Harmony Acres must come down


By Patsy Nicosia

The fire-damaged Harmony Acres building on Cobleskill’s Main Street is unsafe and a public nuisance and needs to come down.
That’s the determination Village of Cobleskill Codes Enforcement Officer Mike Piccolo made after inspecting the once-grand structure last Wednesday.
Hundreds of volunteers responded to a late-May electrical fire at the large wood-frame building, built in 1820 as the United States Hotel and later, Lambert’s clothing store.
Developer and former mayor Mark Nadeau has since purchased the building from owner Tom Blair and Wednesday, went before a joint meeting of the Planning Board and Historic District Review Commission seeking permission for its demolition.
Mr. Piccolo’s decision that 189 Main Street is “an unsafe building which constitutes a menace to the safety, health, and general welfare of the inhabitants of the village and which is a public nuisance” supersedes any action by the two agencies, which could have placed conditions on the building’s demolition.
Specifically, Mr. Piccolo said he found: Noxious odors from deteriorating materials, compromised structural integrity of the roof and second and first floors, and rapidly-growing mold.
“Over the past three months, the structure has become saturated with water, which has increased the weight load on the remaining bearing beams and supports, overtaxing them,” he wrote in his decision, dated September 8.
“The building grows more unstable each day, and it shall be demolished as soon as possible.”
Mr. Piccolo’s determination meant no action was required by either the Planning Board of HDRC, which will, however, have a say in what Mr. Nadeau eventually puts up at the site.
Mr. Piccolo said Mr. Nadeau has submitted preliminary paperwork for the project and plans to put a multi-purpose commercial building on the site.
Mr. Nadeau said Monday he plans a one-and-a-half-story building with a slightly smaller footprint--about 7,400 square-feet—than what’s there now to allow for some additional parking along Union Street.
As the building is demolished, Mr. Nadeau said, he hopes to recover some of the cut-stone foundation and use it to create a rock wall with an outdoor, lighted pavilion with a natural gas fireplace on the Main Street side of the property.

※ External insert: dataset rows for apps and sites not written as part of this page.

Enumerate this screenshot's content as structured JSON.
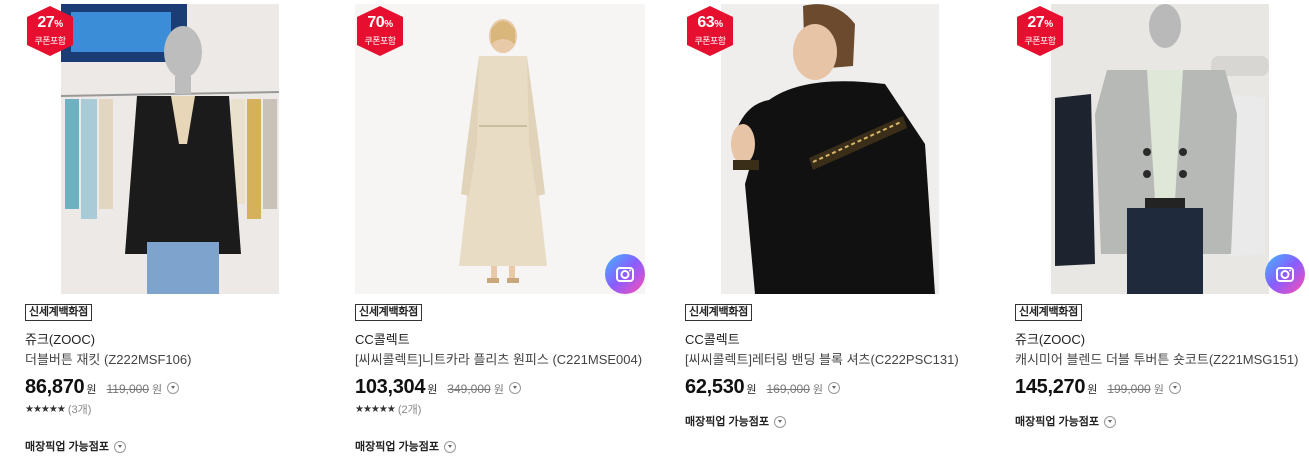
{
  "products": [
    {
      "discount": "27",
      "percent_sign": "%",
      "coupon": "쿠폰포함",
      "store": "신세계백화점",
      "brand": "쥬크(ZOOC)",
      "name": "더블버튼 재킷 (Z222MSF106)",
      "price": "86,870",
      "currency": "원",
      "original_price": "119,000",
      "original_currency": "원",
      "stars": "★★★★★",
      "review_count": "(3개)",
      "pickup": "매장픽업 가능점포",
      "camera_icon": false
    },
    {
      "discount": "70",
      "percent_sign": "%",
      "coupon": "쿠폰포함",
      "store": "신세계백화점",
      "brand": "CC콜렉트",
      "name": "[씨씨콜렉트]니트카라 플리츠 원피스 (C221MSE004)",
      "price": "103,304",
      "currency": "원",
      "original_price": "349,000",
      "original_currency": "원",
      "stars": "★★★★★",
      "review_count": "(2개)",
      "pickup": "매장픽업 가능점포",
      "camera_icon": true
    },
    {
      "discount": "63",
      "percent_sign": "%",
      "coupon": "쿠폰포함",
      "store": "신세계백화점",
      "brand": "CC콜렉트",
      "name": "[씨씨콜렉트]레터링 밴딩 블록 셔츠(C222PSC131)",
      "price": "62,530",
      "currency": "원",
      "original_price": "169,000",
      "original_currency": "원",
      "pickup": "매장픽업 가능점포",
      "camera_icon": false
    },
    {
      "discount": "27",
      "percent_sign": "%",
      "coupon": "쿠폰포함",
      "store": "신세계백화점",
      "brand": "쥬크(ZOOC)",
      "name": "캐시미어 블렌드 더블 투버튼 숏코트(Z221MSG151)",
      "price": "145,270",
      "currency": "원",
      "original_price": "199,000",
      "original_currency": "원",
      "pickup": "매장픽업 가능점포",
      "camera_icon": true
    }
  ],
  "colors": {
    "badge": "#e60f2f",
    "price": "#111111",
    "original_price": "#777777"
  }
}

Mr. Nadeau said he can accommodate from 5-9 tenants and has plans for a locally-run steakhouse in the front half of the building.

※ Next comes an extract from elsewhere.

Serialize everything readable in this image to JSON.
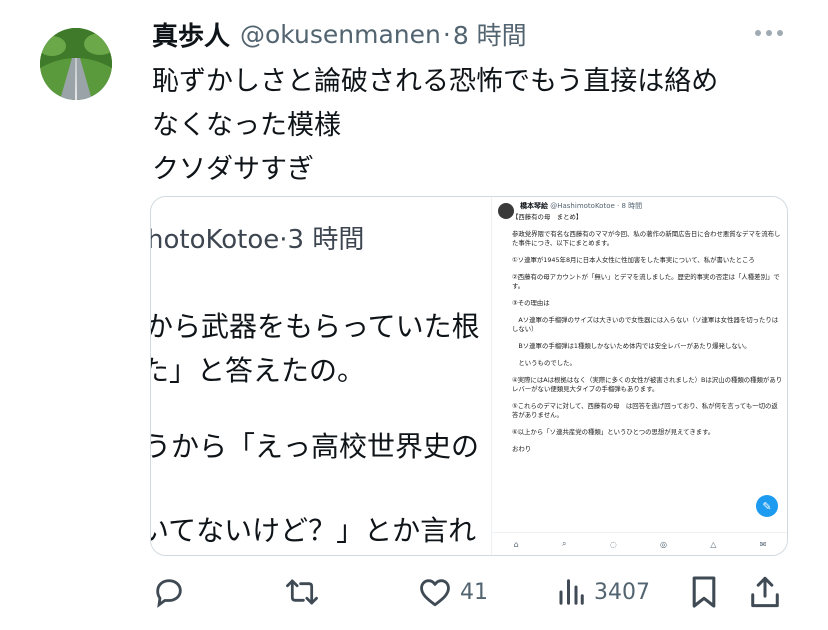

He said the building he’s proposed has a “country farmhouse look” with elements of Mission style, faux stone wainscoting, gable peaks, and cupolas.
Approval for any structure, Mr. Piccolo said, is subject to site plan review, which includes public hearings, and action by both the Planning Board and HDRC.
Mr. Nadeau said he is waiting on engineers’ reports regarding asbestos removal before demolition can begin.